A good-sized Salsola ryanii, in the bed of researcher Shana Welles's truck. (Photo: UC Riverside)

A good-sized Salsola ryanii, in the bed of researcher Shana Welles’s truck. (Photo: UC Riverside)

Last fall, a tumbleweed made headlines when it took on a self-driving car and won.

What looked like a funny coincidence may have been a spiky scout. Researchers announced that a hybrid tumbleweed species, whose members can grow to the size of truck beds, has recently been spotted for the first time in San Francisco.

Despite their Old West reputation, all tumbleweeds are invasive—the group first came to the United States from Asia in the late 1800s, and has since buried towns, swamped farms, and interrupted technological progress all over the country.

This particular species, called Salsola ryanii, is a hybrid of two others: S. tragus and S. australis. All three species look mostly alike, but have different biological properties that affect how each interacts with the environment. Researchers first identified S. ryanii back in 2002, when it was mostly rolling around Central Valley and showed no signs of expanding its range.

Since then, though, it has ventured northwest to the San Francisco coast and south to Ventura. “We are not aware of any plant neospecies whose range spontaneously experienced such a dramatic expansion,” botanists Shana Welles and Norman Ellstrand wrote in their paper on the subject, recently published in the American Journal of Botany.

They fear this one may be heading out of California altogether. “This species has the potential to be a problematic invasive,” Welles told Phys.org. “We want to make sure people know that and try to manage this species when it still had a relatively narrow range.”
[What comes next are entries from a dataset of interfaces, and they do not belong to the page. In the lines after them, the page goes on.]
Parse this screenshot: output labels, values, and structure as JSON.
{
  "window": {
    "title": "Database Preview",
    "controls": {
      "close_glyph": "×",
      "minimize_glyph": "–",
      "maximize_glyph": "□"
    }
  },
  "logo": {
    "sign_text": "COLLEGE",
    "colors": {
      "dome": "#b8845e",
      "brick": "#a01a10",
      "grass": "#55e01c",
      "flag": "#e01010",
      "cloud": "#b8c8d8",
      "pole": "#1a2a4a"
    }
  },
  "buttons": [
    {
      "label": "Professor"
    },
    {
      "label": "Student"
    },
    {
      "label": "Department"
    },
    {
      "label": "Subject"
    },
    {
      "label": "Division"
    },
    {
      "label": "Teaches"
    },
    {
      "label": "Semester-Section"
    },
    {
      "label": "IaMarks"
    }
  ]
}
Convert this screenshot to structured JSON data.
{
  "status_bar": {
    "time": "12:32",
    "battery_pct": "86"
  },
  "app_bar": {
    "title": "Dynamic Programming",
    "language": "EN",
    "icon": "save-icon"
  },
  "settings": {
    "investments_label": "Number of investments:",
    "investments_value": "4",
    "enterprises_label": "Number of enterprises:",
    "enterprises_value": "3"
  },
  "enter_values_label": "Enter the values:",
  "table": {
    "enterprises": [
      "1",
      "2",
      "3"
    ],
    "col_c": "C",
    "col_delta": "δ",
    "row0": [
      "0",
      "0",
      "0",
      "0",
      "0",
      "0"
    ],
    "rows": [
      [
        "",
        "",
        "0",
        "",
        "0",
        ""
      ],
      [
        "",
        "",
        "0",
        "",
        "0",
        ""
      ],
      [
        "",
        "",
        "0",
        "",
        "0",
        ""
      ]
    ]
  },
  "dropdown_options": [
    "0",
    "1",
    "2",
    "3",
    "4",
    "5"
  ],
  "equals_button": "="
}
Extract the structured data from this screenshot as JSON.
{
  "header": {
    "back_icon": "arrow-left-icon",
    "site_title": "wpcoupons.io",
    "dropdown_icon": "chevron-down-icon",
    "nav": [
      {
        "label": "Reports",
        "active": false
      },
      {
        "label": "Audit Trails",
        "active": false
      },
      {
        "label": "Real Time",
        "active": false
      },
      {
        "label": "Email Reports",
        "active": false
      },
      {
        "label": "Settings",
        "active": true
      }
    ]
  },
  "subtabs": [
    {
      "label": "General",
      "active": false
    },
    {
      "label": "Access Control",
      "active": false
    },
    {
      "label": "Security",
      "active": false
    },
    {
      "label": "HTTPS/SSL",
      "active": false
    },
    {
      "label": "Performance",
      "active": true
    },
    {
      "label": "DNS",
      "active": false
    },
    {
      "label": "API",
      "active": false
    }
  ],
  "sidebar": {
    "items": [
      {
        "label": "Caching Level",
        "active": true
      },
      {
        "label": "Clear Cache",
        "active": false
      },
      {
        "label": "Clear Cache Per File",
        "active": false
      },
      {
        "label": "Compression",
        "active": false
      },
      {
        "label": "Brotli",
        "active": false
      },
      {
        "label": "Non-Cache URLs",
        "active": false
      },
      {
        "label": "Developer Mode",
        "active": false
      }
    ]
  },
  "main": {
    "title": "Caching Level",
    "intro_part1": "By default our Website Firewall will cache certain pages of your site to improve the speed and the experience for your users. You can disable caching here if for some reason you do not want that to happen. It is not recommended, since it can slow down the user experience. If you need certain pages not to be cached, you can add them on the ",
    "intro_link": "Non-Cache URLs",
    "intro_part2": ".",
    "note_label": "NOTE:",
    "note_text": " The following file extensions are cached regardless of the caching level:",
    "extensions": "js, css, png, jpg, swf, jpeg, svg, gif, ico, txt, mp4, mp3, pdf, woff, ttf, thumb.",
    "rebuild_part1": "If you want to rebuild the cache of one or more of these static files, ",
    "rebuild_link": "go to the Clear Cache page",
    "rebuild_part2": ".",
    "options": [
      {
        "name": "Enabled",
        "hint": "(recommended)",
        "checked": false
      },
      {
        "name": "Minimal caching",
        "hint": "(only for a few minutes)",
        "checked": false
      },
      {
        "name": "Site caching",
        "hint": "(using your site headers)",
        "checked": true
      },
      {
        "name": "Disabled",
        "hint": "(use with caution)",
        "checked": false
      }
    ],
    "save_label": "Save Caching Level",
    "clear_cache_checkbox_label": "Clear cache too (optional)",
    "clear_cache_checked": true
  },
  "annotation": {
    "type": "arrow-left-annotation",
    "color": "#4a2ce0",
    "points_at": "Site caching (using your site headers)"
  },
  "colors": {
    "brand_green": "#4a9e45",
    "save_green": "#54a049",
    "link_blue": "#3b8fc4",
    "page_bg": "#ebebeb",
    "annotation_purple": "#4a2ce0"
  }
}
Every day, we track down a fleeting wonder—something amazing that’s only happening right now. Have a tip for us? Tell us about it! Send your temporary miracles to cara@atlasobscura.com.